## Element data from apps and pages
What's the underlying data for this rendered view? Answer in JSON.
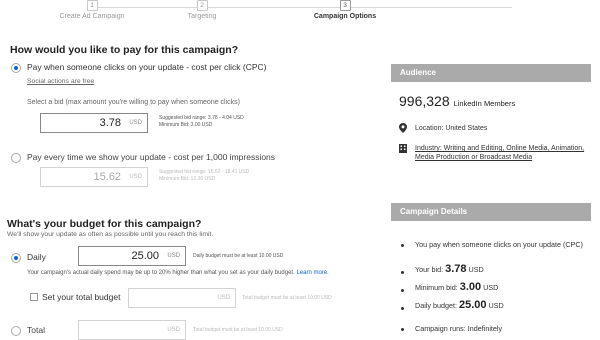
{
  "steps": [
    {
      "num": "1",
      "label": "Create Ad Campaign"
    },
    {
      "num": "2",
      "label": "Targeting"
    },
    {
      "num": "3",
      "label": "Campaign Options"
    }
  ],
  "payment": {
    "heading": "How would you like to pay for this campaign?",
    "cpc_label": "Pay when someone clicks on your update - cost per click (CPC)",
    "cpc_sub": "Social actions are free",
    "bid_label": "Select a bid (max amount you're willing to pay when someone clicks)",
    "cpc_bid_value": "3.78",
    "currency": "USD",
    "cpc_hint_range": "Suggested bid range: 3.78 - 4.04 USD",
    "cpc_hint_min": "Minimum Bid: 3.00 USD",
    "cpm_label": "Pay every time we show your update - cost per 1,000 impressions",
    "cpm_bid_value": "15.62",
    "cpm_hint_range": "Suggested bid range: 15.62 - 18.41 USD",
    "cpm_hint_min": "Minimum Bid: 12.30 USD"
  },
  "budget": {
    "heading": "What's your budget for this campaign?",
    "subheading": "We'll show your update as often as possible until you reach this limit.",
    "daily_label": "Daily",
    "daily_value": "25.00",
    "daily_hint": "Daily budget must be at least 10.00 USD",
    "daily_note": "Your campaign's actual daily spend may be up to 20% higher than what you set as your daily budget.",
    "learn_more": "Learn more.",
    "total_check_label": "Set your total budget",
    "total_hint": "Total budget must be at least 10.00 USD",
    "total_label": "Total",
    "total_hint2": "Total budget must be at least 10.00 USD"
  },
  "audience": {
    "title": "Audience",
    "count": "996,328",
    "count_label": "LinkedIn Members",
    "location": "Location: United States",
    "industry": "Industry: Writing and Editing, Online Media, Animation, Media Production or Broadcast Media"
  },
  "details": {
    "title": "Campaign Details",
    "pay_text": "You pay when someone clicks on your update (CPC)",
    "bid_prefix": "Your bid:",
    "bid_value": "3.78",
    "min_prefix": "Minimum bid:",
    "min_value": "3.00",
    "daily_prefix": "Daily budget:",
    "daily_value": "25.00",
    "currency": "USD",
    "runs": "Campaign runs: Indefinitely"
  },
  "colors": {
    "accent": "#0a66c2",
    "panel_header": "#aaaaaa"
  },
  "icons": {
    "location": "map-pin-icon",
    "industry": "building-icon"
  }
}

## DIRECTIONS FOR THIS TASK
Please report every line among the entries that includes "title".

## SOLUTION FOR THIS EXERCISE
    "title": "Audience",
    "title": "Campaign Details",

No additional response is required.